(What needs to be done) Records follow. Pull out every line that contains "Atelier".

(Material for this exercise)

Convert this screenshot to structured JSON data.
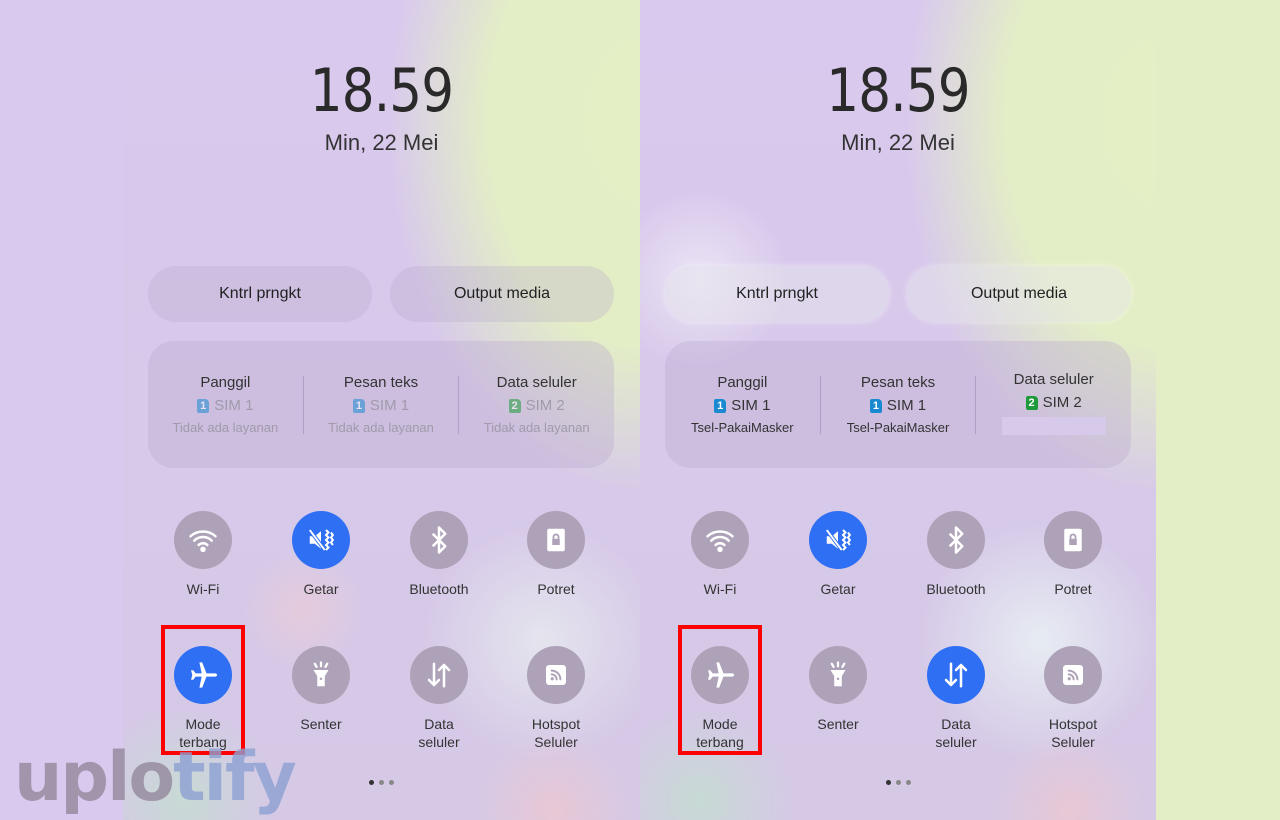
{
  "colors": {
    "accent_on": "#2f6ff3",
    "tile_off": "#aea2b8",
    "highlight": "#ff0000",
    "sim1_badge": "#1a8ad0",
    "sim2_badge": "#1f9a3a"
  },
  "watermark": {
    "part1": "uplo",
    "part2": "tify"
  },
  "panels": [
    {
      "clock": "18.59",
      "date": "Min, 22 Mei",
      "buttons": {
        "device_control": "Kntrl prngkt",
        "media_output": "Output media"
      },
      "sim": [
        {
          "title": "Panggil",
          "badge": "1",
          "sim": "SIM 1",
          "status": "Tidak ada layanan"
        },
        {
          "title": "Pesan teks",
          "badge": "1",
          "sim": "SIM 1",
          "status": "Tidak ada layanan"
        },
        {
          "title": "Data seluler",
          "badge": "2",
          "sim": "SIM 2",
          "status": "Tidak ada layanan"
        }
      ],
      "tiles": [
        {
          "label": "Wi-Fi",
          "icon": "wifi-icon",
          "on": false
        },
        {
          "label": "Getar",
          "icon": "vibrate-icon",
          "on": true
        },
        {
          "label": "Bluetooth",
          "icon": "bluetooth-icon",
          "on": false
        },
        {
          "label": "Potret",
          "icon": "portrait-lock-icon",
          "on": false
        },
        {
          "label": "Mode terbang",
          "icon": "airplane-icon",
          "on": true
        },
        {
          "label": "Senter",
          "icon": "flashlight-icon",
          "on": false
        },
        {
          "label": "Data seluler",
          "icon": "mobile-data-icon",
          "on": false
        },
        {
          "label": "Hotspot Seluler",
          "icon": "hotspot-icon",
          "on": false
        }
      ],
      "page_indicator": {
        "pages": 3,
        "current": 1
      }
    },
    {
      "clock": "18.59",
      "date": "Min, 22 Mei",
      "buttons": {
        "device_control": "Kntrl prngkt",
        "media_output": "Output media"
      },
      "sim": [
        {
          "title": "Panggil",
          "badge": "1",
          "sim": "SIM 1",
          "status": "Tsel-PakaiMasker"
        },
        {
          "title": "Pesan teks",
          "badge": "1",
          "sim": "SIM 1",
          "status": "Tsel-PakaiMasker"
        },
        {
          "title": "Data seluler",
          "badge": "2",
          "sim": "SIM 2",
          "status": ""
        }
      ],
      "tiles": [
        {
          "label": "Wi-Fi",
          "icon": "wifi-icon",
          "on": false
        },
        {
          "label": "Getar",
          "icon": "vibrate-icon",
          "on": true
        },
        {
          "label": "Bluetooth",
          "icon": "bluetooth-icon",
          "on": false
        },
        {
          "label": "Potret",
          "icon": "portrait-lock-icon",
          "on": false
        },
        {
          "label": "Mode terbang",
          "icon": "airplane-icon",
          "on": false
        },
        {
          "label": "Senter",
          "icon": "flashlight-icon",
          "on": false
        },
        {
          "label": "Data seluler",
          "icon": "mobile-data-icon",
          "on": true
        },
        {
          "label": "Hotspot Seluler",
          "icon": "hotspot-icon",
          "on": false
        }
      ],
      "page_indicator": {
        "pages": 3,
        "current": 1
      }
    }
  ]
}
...
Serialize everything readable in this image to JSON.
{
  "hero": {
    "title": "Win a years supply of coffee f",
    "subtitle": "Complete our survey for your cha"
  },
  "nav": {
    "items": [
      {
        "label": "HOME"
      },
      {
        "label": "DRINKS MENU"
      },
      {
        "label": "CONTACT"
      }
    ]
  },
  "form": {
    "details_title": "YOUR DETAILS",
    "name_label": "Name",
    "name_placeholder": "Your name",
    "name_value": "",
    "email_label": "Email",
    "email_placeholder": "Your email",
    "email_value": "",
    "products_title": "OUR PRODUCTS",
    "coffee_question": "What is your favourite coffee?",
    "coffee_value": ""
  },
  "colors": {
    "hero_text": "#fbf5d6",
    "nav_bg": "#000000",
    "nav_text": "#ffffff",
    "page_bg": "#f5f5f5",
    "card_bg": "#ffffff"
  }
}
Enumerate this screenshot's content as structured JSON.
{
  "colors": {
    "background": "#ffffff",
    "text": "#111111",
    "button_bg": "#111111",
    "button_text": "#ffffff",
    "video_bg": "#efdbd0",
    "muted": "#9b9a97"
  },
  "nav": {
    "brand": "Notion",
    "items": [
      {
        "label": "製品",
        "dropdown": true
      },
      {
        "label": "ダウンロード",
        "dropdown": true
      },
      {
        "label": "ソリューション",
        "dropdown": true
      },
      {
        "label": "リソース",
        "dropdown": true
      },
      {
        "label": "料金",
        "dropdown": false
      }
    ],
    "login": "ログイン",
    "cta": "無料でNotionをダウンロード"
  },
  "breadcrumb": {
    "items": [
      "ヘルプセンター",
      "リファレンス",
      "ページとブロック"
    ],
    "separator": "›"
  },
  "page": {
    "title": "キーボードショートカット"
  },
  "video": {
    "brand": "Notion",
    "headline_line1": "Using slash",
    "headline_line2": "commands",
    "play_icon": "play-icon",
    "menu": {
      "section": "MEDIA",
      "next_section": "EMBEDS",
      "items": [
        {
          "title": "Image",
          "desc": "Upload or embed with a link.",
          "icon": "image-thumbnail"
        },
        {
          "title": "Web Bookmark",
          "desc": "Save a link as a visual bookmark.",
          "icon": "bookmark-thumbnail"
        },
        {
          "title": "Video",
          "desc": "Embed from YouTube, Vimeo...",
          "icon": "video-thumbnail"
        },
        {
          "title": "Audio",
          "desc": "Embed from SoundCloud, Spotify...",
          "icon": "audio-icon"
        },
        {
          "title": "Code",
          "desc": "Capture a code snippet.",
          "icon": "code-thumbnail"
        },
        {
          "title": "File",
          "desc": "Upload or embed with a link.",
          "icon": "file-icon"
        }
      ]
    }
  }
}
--
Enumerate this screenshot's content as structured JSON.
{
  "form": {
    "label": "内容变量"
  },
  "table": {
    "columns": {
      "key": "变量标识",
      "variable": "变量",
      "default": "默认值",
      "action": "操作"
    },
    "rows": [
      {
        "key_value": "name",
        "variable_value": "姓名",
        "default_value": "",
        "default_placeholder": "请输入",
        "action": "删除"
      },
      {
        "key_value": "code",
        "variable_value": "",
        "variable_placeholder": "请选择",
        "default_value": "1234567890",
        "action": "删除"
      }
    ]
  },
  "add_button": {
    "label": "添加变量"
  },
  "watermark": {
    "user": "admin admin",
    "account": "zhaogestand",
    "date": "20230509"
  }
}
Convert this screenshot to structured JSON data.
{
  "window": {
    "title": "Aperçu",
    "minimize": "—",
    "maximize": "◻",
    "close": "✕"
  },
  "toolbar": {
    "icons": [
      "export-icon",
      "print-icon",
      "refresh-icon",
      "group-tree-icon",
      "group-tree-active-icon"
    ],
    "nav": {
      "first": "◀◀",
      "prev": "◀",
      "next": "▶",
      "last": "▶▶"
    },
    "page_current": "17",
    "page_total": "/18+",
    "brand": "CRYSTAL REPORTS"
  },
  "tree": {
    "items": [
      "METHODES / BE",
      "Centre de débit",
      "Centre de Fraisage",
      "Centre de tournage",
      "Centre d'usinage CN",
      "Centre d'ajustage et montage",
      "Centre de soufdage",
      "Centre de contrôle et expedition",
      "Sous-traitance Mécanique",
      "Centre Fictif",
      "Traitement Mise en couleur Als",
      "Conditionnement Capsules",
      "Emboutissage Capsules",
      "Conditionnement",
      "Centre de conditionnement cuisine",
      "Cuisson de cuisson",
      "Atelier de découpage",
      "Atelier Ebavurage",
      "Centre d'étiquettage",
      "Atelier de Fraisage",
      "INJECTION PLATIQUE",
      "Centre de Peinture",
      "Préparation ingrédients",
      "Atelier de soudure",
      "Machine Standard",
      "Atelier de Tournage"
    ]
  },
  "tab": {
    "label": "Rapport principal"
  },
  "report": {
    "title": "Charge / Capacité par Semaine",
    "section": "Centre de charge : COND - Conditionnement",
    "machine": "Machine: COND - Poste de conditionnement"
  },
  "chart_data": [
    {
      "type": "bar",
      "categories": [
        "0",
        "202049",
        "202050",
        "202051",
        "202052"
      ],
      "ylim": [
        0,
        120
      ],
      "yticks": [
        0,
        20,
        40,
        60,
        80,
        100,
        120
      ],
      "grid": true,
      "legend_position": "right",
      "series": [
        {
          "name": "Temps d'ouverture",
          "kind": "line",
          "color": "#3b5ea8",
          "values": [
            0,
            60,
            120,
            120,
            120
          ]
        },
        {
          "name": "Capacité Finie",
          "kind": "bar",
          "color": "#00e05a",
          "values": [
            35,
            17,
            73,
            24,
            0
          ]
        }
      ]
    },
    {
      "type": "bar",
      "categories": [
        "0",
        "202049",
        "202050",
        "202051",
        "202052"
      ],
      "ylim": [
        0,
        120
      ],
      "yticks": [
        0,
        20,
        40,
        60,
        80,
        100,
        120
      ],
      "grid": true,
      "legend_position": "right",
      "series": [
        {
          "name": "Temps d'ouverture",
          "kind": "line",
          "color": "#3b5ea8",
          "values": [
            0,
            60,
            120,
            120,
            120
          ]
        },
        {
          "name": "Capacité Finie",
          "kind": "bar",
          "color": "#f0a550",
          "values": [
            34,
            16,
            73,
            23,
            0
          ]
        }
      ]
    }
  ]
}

(Solution to this problem)
      "Atelier de découpage",
      "Atelier Ebavurage",
      "Atelier de Fraisage",
      "Atelier de soudure",
      "Atelier de Tournage"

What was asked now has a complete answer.